====== RECORDS SUPPLIED

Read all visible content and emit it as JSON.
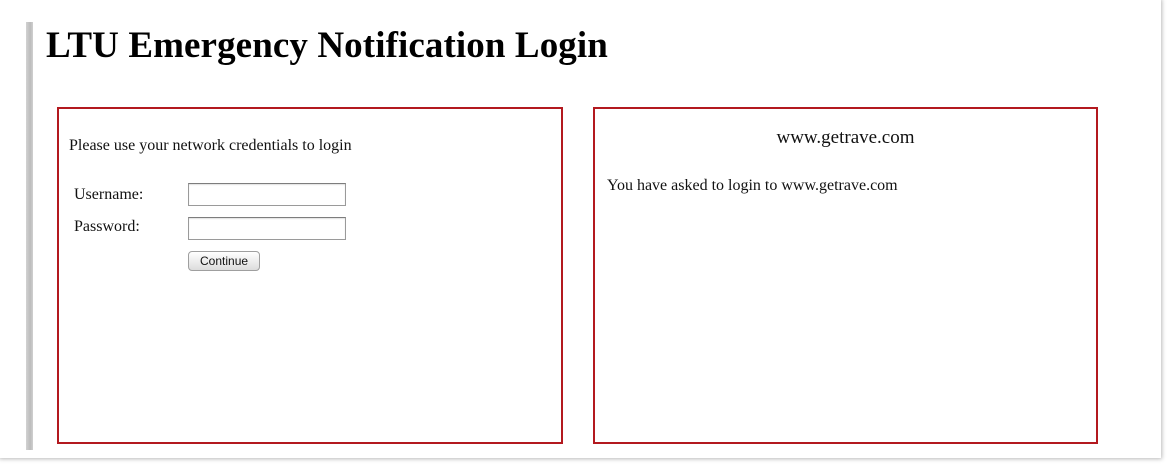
{
  "page": {
    "title": "LTU Emergency Notification Login"
  },
  "login_panel": {
    "instructions": "Please use your network credentials to login",
    "username_label": "Username:",
    "username_value": "",
    "password_label": "Password:",
    "password_value": "",
    "continue_label": "Continue"
  },
  "site_panel": {
    "site_name": "www.getrave.com",
    "message": "You have asked to login to www.getrave.com"
  },
  "colors": {
    "panel_border": "#b3191f",
    "left_rule": "#c4c4c4"
  }
}
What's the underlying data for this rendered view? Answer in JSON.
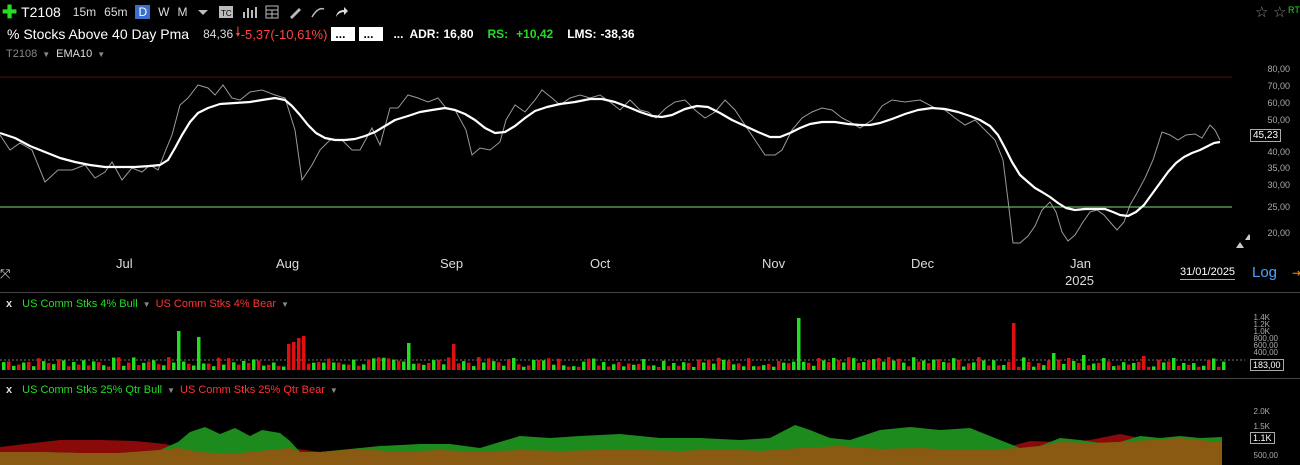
{
  "toolbar": {
    "symbol": "T2108",
    "intervals": [
      "15m",
      "65m",
      "D",
      "W",
      "M"
    ],
    "selected_interval": "D"
  },
  "header": {
    "name": "% Stocks Above 40 Day Pma",
    "price": "84,36",
    "change": "-5,37",
    "change_pct": "(-10,61%)",
    "dots1": "...",
    "dots2": "...",
    "dots3": "...",
    "adr_label": "ADR:",
    "adr_value": "16,80",
    "rs_label": "RS:",
    "rs_value": "+10,42",
    "lms_label": "LMS:",
    "lms_value": "-38,36"
  },
  "main_panel": {
    "symbol_label": "T2108",
    "indicator_label": "EMA10",
    "y_ticks": [
      "80,00",
      "70,00",
      "60,00",
      "50,00",
      "40,00",
      "35,00",
      "30,00",
      "25,00",
      "20,00"
    ],
    "current_value": "45,23",
    "x_labels": [
      "Jul",
      "Aug",
      "Sep",
      "Oct",
      "Nov",
      "Dec",
      "Jan"
    ],
    "year_label": "2025",
    "date_box": "31/01/2025",
    "log_label": "Log"
  },
  "panel2": {
    "close_label": "x",
    "bull_label": "US Comm Stks 4% Bull",
    "bear_label": "US Comm Stks 4% Bear",
    "y_ticks": [
      "1.4K",
      "1.2K",
      "1.0K",
      "800,00",
      "600,00",
      "400,00"
    ],
    "current_value": "183,00"
  },
  "panel3": {
    "close_label": "x",
    "bull_label": "US Comm Stks 25% Qtr Bull",
    "bear_label": "US Comm Stks 25% Qtr Bear",
    "y_ticks": [
      "2.0K",
      "1.5K",
      "500,00"
    ],
    "current_value": "1.1K"
  },
  "colors": {
    "bull": "#22dd22",
    "bear": "#dd1111",
    "ema": "#ffffff",
    "price_line": "#9a9a9a",
    "level_line": "#7be07b",
    "down": "#ff4444",
    "up": "#22dd22"
  }
}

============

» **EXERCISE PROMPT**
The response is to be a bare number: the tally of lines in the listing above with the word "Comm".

» **EXERCISE OUTPUT**
4